╭─ Provided information
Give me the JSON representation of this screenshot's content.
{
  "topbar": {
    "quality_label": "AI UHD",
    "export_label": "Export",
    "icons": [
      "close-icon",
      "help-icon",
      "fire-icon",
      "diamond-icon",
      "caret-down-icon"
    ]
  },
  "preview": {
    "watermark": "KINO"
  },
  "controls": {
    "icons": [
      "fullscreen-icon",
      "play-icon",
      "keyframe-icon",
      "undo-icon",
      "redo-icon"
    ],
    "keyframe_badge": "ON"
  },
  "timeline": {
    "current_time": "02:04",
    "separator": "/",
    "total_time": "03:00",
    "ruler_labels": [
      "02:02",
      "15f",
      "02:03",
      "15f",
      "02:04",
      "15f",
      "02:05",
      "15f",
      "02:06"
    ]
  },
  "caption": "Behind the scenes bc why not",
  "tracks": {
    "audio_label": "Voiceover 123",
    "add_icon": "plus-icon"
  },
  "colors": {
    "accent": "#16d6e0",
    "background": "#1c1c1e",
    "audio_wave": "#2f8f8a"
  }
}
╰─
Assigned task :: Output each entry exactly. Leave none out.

Response ::
Give me the JSON representation of this screenshot's content.
{
  "topbar": {
    "quality_label": "AI UHD",
    "export_label": "Export",
    "icons": [
      "close-icon",
      "help-icon",
      "fire-icon",
      "diamond-icon",
      "caret-down-icon"
    ]
  },
  "preview": {
    "watermark": "KINO"
  },
  "controls": {
    "icons": [
      "fullscreen-icon",
      "play-icon",
      "keyframe-icon",
      "undo-icon",
      "redo-icon"
    ],
    "keyframe_badge": "ON"
  },
  "timeline": {
    "current_time": "02:04",
    "separator": "/",
    "total_time": "03:00",
    "ruler_labels": [
      "02:02",
      "15f",
      "02:03",
      "15f",
      "02:04",
      "15f",
      "02:05",
      "15f",
      "02:06"
    ]
  },
  "caption": "Behind the scenes bc why not",
  "tracks": {
    "audio_label": "Voiceover 123",
    "add_icon": "plus-icon"
  },
  "colors": {
    "accent": "#16d6e0",
    "background": "#1c1c1e",
    "audio_wave": "#2f8f8a"
  }
}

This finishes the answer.